Bill and Rich Sones, Ph. D., are coauthors of the widely-distributed newspaper column “Strange, But True.” Over the past several years, they’ve gathered together thousands of questions and have diligently tracked down the scientific research that answers them. The following question was submitted to them: what’s the most complex everyday human behavior? Their response follows:
Try talking, says University of Washington speech and hearing scientist Robert M. Miller. During our conversations about 100 muscles are working at any given time to produced speech, and for each of these there are about 100 nerve endings transmitting impulses to muscle fibers.
Combine this with the fact that we produce approximately 14 sounds per second when talking. The production – 100 x 100 x 14 – suggests there are some 140,000 neuromuscular (nerve-to-muscle) events occurring during every second of conversational speech. “And this does not even begin to account for the additional brain activities necessary to develop a thought, select words to express the thought, sequence the words, program the movements and initiate the act of speaking.”

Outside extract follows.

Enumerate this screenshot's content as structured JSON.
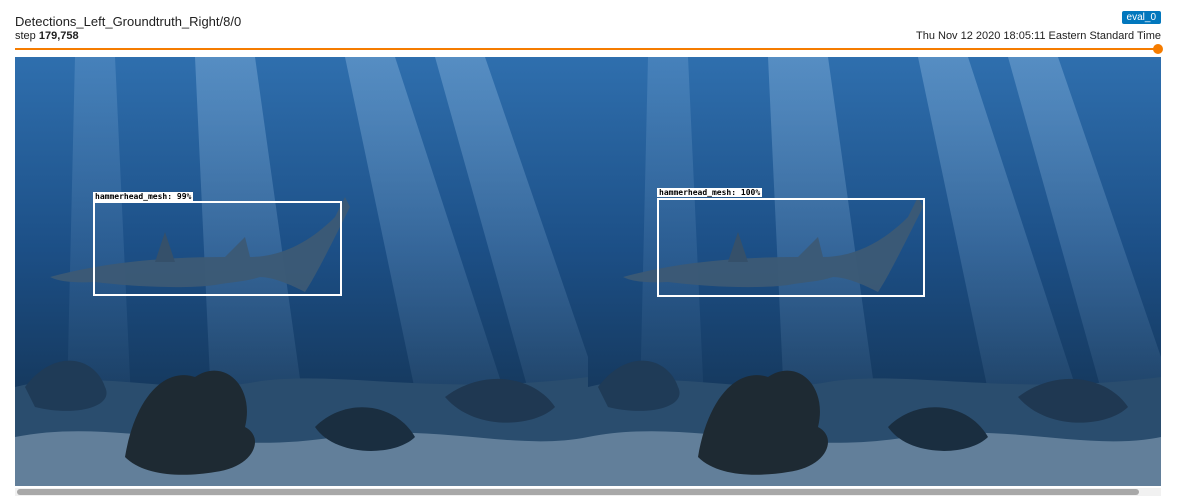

Given this level of complexity, it’s amazing any of us learn to communicate well!